So it was not without some background in art that I arrived on Rocky Neck in June of 1951. My art education continued during the summer of 1952, when the first Cape Ann Festival of the Arts was launched. Initiated by the son of a fisherman, Joseph Grillo, the city’s first Italian-American mayor, who had been an English teacher at Gloucester High School, the festival was the largest and most panoramic celebration of local art ever mounted. It included exhibits of painting, sculpture, ceramics, crafts and weaving, along with musical, literary and dramatic events. James B. Connolly, Olympic champion and author of several highly regarded books about Gloucester fishermen, spoke at a ceremony during which his contribution to the city’s history was honored (Edo Hansen painted his portrait). The Gloucester Story by local playwright and plumber Clayton P. Stockbridge won the first Cape Ann Drama Festival Award, a cup donated by famed playwright and Annisquam summer resident Russell Crouse. Vibrant with local dialect and set aboard a Gloucester fishing vessel, the play was staged at the Gloucester School of the Little Theater on Rocky Neck. The Festival, which continued until 1962, became a summer tradition, drawing international crowds, while introducing natives to the richness of Cape Ann’s artistic heritage.

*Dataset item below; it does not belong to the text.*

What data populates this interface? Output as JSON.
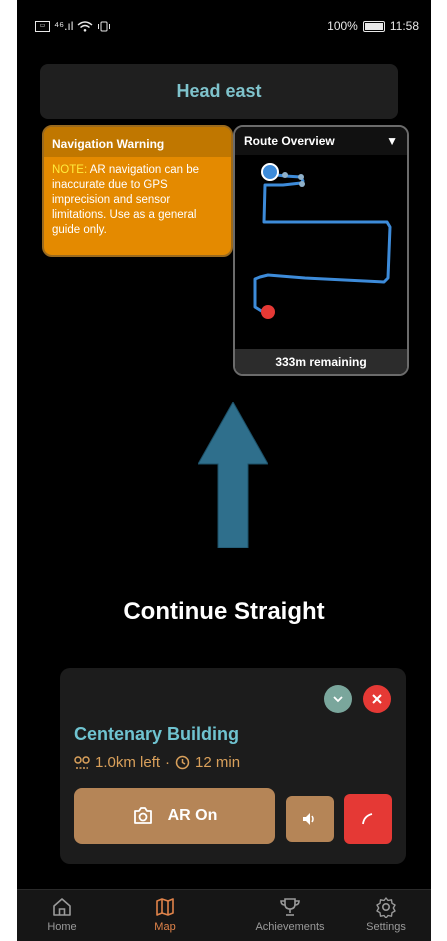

The Festival was an indigenous event, planned and funded locally. A steering committee of local residents, including artists, representatives of the business and professional communities, and students, organized the dozens of events, performances and exhibitions, with the support of the mayor’s office. There were no state or federal grants; and though the events drew people from everywhere, they were intended primarily for the benefit of the residents of Cape Ann and generously supported by local businesses. Artists organized their own events, including lectures and demonstration, and they participated jointly in mounting a massive show of art in the gymnasium at Gloucester High School, where one could experience examples of the entire range of art that was being created locally.
Art in Gloucester was as indigenous as fishing or any other industry. Just as we were given a thorough grounding in art in school, by simply living here we were equally able to experience the art that was being created locally. We were able to hear artists talking about what they did, on the street, in coffee shops or in their own studios. One did not have to leave Cape Ann to receive a comprehensive education in the making of art—painting, sculpture, theater, poetry—and its appreciation.
I do not believe for one minute that the creation of “cultural districts”—in effect, the partitioning of an organic community into ghettos, where one activity is privileged over another—could ever compare to what I have described as an indigenously created and supported culture, in which the arts are integrated into daily life as they were during the time I was nurtured, not only by art itself but by growing up in a multi-lingual, multi-ethnic city like Gloucester. We must continue this tradition. We need no help from outside. We could do it here, all of us working together—artists, citizens, public officials—because communities exist primarily for those who live in them, not for those who would impose their will or their economic, social or cultural agendas on us.